Lycus, being exiled for his crimes by Creon the father-in-law of Hercules and king of Thebes, Hercules being at that time away in the Infernal Regions, whither he had gone to seek out Cerberus at the instigation of Eurystheus: here he found Theseus, who had made a descent into the regions of Pluto in company of Pirithous with the intention of carrying off Proserpine, bound in chains.—Lycus seizes his opportunity, and aided by conspirators, slays Creon together with his two sons, and usurps the Kingdom of Thebes—He then solicits Megara, the wife of Hercules, to marry him and prepares to resist any refusal on her part—Hercules, luckily returning, slays Lycus and those involved in the conspiracy. Juno, not viewing these deeds with approval, throws Hercules into a state of delirium, during a paroxysm of which he slays his own wife and children. Subsequently when he becomes restored to his senses, and owing to his intolerance of the anguish which he suffered, he was prevailed on, though with difficulty, to yield to the entreaties of Amphitryon and Theseus, not to lay violent hands on himself, and accepted the alternative of setting out for Athens in company with Theseus, with the view of atoning for his mad acts.

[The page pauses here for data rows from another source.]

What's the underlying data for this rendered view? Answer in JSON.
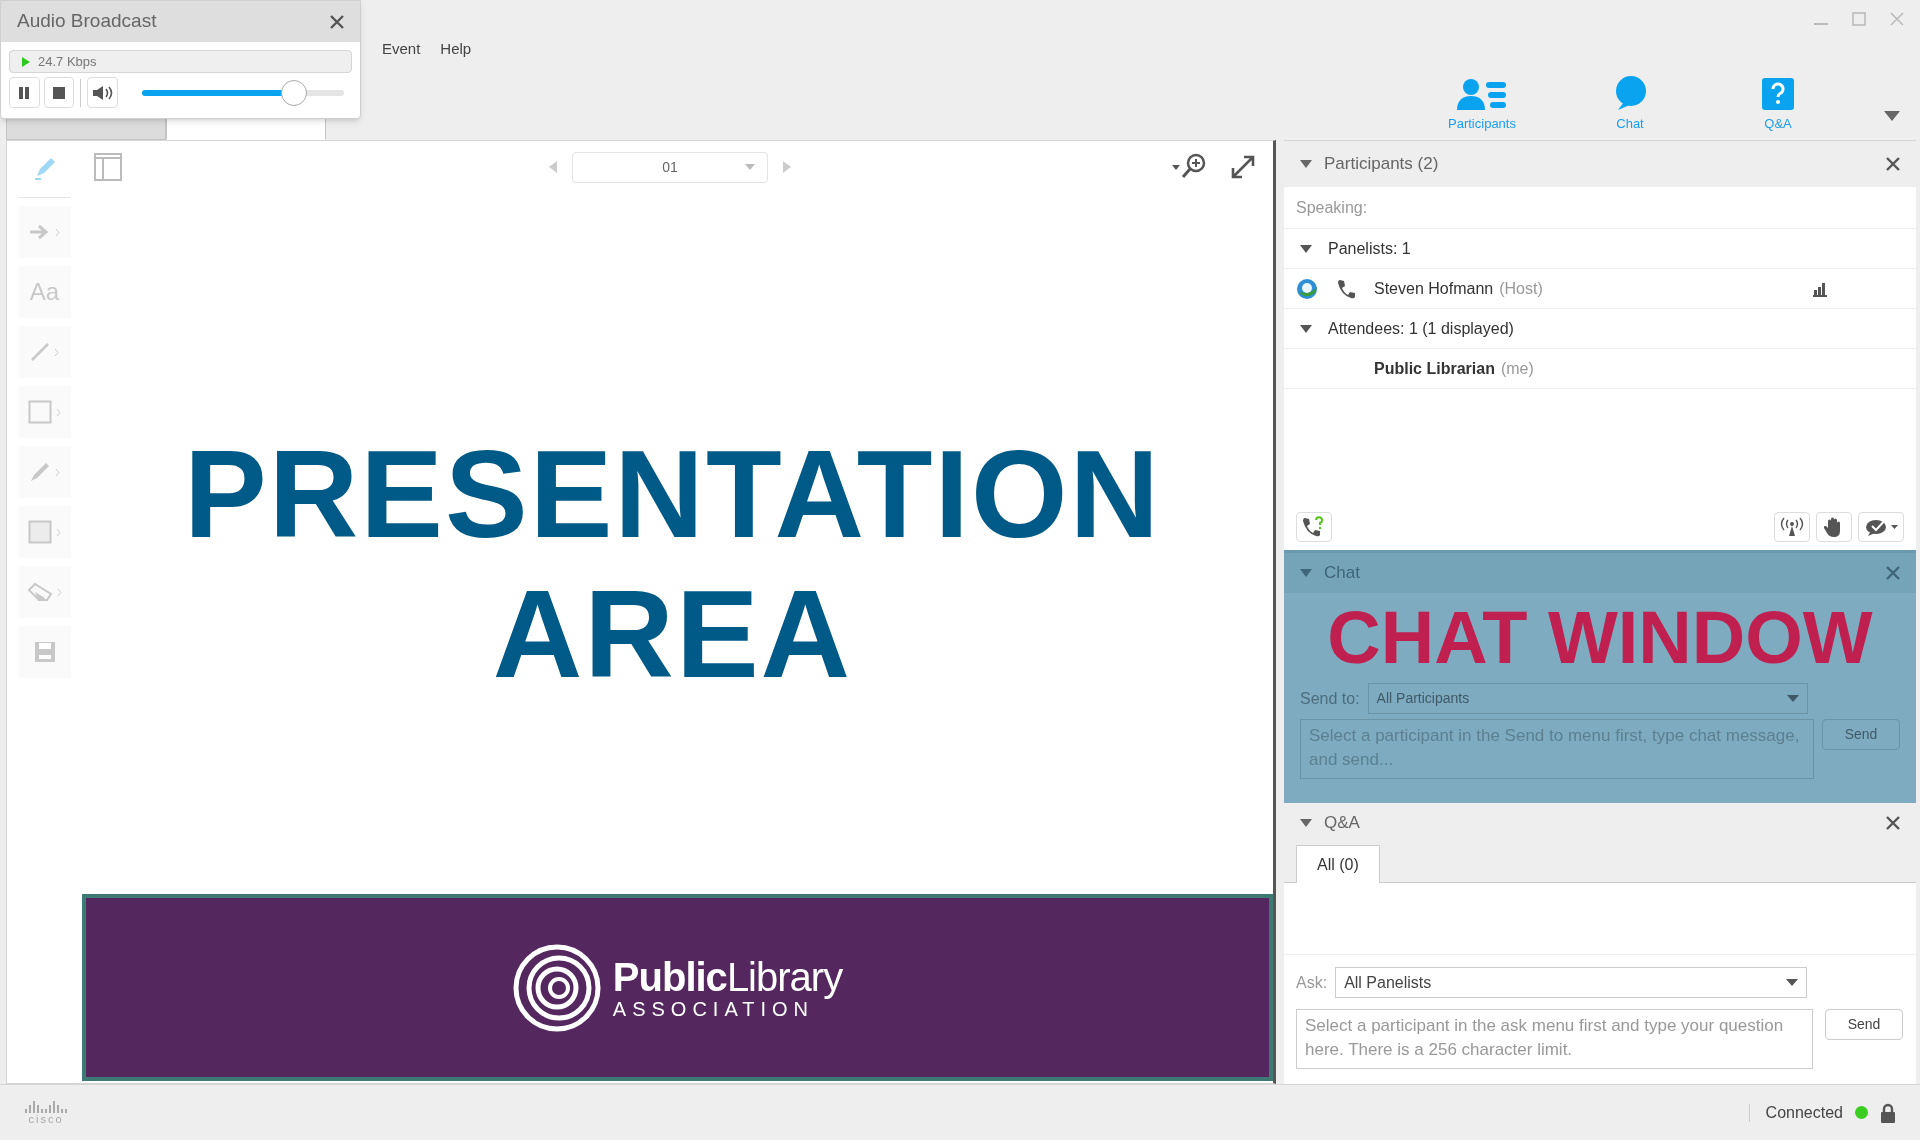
{
  "audio_broadcast": {
    "title": "Audio Broadcast",
    "bitrate": "24.7 Kbps",
    "volume": {
      "level": 0.75
    }
  },
  "menu": [
    {
      "label": "Event"
    },
    {
      "label": "Help"
    }
  ],
  "doc_tabs": [
    {
      "selected": false
    },
    {
      "selected": true
    }
  ],
  "nav": [
    {
      "kind": "participants",
      "label": "Participants"
    },
    {
      "kind": "chat",
      "label": "Chat"
    },
    {
      "kind": "qa",
      "label": "Q&A"
    }
  ],
  "presentation": {
    "page": "01",
    "tools": [
      {
        "kind": "highlighter",
        "selected": true
      },
      {
        "kind": "arrow"
      },
      {
        "kind": "text",
        "label": "Aa"
      },
      {
        "kind": "line"
      },
      {
        "kind": "rect"
      },
      {
        "kind": "pen"
      },
      {
        "kind": "fill"
      },
      {
        "kind": "eraser"
      },
      {
        "kind": "save"
      }
    ],
    "slide": {
      "lines": [
        "PRESENTATION",
        "AREA"
      ],
      "logo": "**Public**Library",
      "logo_sub": "ASSOCIATION"
    }
  },
  "participants": {
    "title": "Participants (2)",
    "expanded": true,
    "speaking": "Speaking:",
    "groups": [
      {
        "label": "Panelists: 1",
        "expanded": true,
        "members": [
          {
            "name": "Steven Hofmann",
            "tag": "(Host)",
            "me": false,
            "presence": true,
            "phone": true,
            "signal": true
          }
        ]
      },
      {
        "label": "Attendees: 1 (1 displayed)",
        "expanded": true,
        "members": [
          {
            "name": "Public Librarian",
            "tag": "(me)",
            "me": true,
            "presence": false,
            "phone": false,
            "signal": false
          }
        ]
      }
    ]
  },
  "chat": {
    "title": "Chat",
    "expanded": true,
    "overlay": "CHAT WINDOW",
    "send_to_label": "Send to:",
    "send_to": "All Participants",
    "placeholder": "Select a participant in the Send to menu first, type chat message, and send...",
    "send": "Send"
  },
  "qa": {
    "title": "Q&A",
    "expanded": true,
    "tabs": [
      {
        "label": "All (0)",
        "selected": true
      }
    ],
    "ask_label": "Ask:",
    "ask": "All Panelists",
    "placeholder": "Select a participant in the ask menu first and type your question here. There is a 256 character limit.",
    "send": "Send"
  },
  "status_bar": {
    "logo": "cisco",
    "status": "Connected"
  }
}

Juno waxes wrath at the furtive amours of Jupiter, his concubines and bastard offspring, and is very angry about the successes of Hercules, who on his return from the Infernal Regions being thrown by Juno into a state of frenzy, slays his wife and children.
As Sister of Thundering Jove, for that distinction is the only one now remaining to me, but as widow anon, I have quitted the palatial temples of lofty Olympus, and the marriage couch of the ever faithless Jupiter and thus banishing myself, I have rendered up